◆ **EXERCISE DIRECTIONS**: Count every line in the data below that includes "icon", and give only the result.

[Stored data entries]
--- START ---

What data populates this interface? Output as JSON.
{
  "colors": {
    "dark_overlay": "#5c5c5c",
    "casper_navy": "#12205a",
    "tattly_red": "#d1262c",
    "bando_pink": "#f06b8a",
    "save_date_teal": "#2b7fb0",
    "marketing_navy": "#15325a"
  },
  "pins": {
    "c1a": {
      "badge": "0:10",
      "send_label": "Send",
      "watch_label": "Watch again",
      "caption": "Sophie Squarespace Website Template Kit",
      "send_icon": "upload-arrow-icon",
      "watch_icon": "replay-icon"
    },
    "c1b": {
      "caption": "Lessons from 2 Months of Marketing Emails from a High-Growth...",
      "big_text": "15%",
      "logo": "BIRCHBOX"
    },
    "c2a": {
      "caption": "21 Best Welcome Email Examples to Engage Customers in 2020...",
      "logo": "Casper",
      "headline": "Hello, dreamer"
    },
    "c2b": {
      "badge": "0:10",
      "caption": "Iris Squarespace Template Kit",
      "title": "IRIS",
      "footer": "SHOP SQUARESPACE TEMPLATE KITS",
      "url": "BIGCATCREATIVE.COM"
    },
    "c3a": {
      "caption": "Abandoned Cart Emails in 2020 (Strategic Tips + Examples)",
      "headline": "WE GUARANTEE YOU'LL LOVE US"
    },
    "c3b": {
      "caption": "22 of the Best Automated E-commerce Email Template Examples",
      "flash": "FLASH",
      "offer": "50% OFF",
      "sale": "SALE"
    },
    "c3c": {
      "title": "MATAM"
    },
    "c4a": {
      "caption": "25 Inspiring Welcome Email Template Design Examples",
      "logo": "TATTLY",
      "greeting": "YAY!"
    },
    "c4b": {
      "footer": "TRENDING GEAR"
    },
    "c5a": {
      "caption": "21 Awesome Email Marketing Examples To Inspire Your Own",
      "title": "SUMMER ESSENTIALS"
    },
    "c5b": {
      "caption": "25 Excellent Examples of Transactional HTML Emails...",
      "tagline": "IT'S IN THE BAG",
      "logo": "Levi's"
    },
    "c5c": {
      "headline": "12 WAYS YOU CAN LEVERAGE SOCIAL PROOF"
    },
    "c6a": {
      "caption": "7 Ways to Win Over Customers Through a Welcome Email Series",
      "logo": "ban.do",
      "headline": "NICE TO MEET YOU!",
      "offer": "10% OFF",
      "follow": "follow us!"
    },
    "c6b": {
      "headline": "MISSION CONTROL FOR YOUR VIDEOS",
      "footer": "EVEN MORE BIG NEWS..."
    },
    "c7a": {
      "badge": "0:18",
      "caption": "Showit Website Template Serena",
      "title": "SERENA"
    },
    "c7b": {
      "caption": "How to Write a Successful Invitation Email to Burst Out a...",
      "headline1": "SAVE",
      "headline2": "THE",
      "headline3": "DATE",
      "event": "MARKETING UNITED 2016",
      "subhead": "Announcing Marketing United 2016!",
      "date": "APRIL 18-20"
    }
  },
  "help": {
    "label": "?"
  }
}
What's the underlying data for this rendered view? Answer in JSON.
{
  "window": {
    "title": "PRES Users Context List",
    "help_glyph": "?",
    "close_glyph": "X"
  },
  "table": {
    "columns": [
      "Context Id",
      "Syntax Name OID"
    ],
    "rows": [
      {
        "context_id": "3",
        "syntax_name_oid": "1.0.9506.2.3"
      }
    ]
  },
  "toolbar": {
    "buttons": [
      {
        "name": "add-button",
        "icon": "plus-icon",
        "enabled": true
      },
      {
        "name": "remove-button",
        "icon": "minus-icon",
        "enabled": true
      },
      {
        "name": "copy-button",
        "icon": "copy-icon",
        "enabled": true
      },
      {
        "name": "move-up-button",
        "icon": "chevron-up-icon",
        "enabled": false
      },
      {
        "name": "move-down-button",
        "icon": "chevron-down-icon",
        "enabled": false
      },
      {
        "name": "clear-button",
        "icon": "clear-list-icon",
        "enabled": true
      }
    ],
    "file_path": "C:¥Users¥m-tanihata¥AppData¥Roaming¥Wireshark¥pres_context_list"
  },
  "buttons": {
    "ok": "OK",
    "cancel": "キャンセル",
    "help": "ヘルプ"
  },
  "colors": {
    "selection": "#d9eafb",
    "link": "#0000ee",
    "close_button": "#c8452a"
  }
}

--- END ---

◆ **RESULT**: 8